Whenever I buy a well-regarded album and don’t enjoy it, I wait about six months and then try again. Sometimes, as with the Violent Femmes debut and Echo & the Bunnymen’s Songs to Learn & Sing, this results in me falling in love with the album and marveling at the fact that I could ever dislike it. In other cases, such as with David Bowie’s Low, I conclude that the album is overrated trash and that I was right the first time.
Sonic Youth’s Daydream Nation just got the deluxe edition treatment, and, given as I disliked it on the first go-around, I decided that this would be a good occasion to give it another chance. And it’s mostly frustrating. The opening track, “Teen Age Riot,” has a fantastic riff driving it, and would be a great song if it weren’t so completely, and deliberately, unfocused. The second, “Silver Rocket,” is at first a slightly irritating but perfectly passable punk song, until, about halfway through, a sudden torrent of distortion renders it unlistenable. The third, “The Sprawl,” has a great vocal hook sung by Kim Gordon (“Come on down to the store / we can buy some more, more, more, more”) but then becomes incredibly boring. From there, the trend continues: the germ of a good song drowned by excessive experimentalism and self-indulgent guitar solos. What’s nice about really, really bad albums, like Low, is that they have no redeeming qualities and are easy to dismiss as just unremittingly awful. Daydream Nation, on the other hand, comes very close to greatness, but the gap is just wide enough to render it impossible to enjoy.
By the way, this is a great opportunity to comment, once again, about what complete snobbish assholes the writers at Pitchfork can be. Read what they have to say about the deluxe edition of Daydream Nation:
Daydream Nation is a great uniter: You’d be hard pressed to find many fans of indie rock who don’t have some love for this record. That’s partly because this record is great, sure– that’s one boring reason– but it’s also because this record is one of a handful that helped shape the notion of what American indie rock can potentially mean. It’s almost a tautology: Indie fans love Daydream Nation because loving stuff like Daydream Nation is part of how we define what indie fans are.

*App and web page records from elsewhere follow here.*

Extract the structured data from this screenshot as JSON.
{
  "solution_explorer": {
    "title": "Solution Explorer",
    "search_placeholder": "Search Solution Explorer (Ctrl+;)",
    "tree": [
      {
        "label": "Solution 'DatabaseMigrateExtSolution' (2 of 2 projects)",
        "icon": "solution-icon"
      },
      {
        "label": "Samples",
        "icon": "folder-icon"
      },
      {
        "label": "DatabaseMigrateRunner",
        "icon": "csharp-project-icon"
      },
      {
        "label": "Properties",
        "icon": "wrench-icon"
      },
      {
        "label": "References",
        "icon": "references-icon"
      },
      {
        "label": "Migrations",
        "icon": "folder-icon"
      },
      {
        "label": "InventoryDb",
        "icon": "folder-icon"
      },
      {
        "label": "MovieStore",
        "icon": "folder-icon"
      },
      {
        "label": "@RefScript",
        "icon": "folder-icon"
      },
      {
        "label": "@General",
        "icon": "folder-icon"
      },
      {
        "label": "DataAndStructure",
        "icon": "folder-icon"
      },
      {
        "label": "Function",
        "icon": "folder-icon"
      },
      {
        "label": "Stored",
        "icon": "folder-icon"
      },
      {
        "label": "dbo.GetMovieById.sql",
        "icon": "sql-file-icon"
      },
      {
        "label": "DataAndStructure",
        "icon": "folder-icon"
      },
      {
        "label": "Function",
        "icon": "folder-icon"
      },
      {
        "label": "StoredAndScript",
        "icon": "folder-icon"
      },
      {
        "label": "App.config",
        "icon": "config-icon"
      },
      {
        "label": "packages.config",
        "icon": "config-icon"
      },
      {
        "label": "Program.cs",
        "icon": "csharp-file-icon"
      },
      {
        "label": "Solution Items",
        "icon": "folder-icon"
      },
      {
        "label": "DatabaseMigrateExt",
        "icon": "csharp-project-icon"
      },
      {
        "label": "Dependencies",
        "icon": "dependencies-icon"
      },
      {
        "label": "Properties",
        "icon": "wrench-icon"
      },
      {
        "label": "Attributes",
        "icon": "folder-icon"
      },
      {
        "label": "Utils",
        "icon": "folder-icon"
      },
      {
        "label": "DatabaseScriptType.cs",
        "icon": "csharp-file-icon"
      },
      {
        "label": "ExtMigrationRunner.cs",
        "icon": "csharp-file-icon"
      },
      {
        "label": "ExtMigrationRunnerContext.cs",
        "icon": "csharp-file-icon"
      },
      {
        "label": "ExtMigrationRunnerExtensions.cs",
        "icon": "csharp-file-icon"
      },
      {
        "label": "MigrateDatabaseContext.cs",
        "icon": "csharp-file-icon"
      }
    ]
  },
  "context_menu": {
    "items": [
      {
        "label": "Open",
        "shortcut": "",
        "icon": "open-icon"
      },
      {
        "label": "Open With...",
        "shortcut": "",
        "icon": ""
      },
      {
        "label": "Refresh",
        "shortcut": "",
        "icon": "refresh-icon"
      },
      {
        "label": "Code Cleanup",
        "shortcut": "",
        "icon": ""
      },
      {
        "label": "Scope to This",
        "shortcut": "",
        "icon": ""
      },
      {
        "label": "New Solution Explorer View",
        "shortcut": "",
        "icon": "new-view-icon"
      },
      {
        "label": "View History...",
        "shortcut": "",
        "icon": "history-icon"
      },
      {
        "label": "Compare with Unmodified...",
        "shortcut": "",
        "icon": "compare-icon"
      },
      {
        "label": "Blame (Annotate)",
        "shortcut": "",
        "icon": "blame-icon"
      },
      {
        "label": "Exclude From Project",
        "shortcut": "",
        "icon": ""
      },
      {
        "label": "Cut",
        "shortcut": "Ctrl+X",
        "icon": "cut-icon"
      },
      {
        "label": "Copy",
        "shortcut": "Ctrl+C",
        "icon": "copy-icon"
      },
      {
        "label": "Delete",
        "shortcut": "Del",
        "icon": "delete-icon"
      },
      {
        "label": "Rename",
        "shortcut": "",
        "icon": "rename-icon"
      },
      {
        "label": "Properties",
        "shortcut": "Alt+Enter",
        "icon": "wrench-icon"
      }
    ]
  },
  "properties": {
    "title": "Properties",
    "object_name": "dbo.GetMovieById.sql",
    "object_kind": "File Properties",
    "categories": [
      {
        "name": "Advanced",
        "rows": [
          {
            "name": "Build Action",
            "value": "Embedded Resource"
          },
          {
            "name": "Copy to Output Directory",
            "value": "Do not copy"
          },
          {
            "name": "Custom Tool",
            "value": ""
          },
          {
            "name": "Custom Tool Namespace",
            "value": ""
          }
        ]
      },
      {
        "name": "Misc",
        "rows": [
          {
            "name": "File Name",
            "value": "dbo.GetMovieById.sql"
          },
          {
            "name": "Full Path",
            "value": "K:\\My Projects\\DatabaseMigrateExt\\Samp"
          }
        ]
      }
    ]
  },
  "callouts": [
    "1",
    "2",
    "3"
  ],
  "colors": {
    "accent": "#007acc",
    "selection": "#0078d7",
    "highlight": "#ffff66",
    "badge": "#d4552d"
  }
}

Hear that? If you don’t like Daydream Nation, you’re not just totally wrong: you are unworthy of an entire musical genre. Ugh.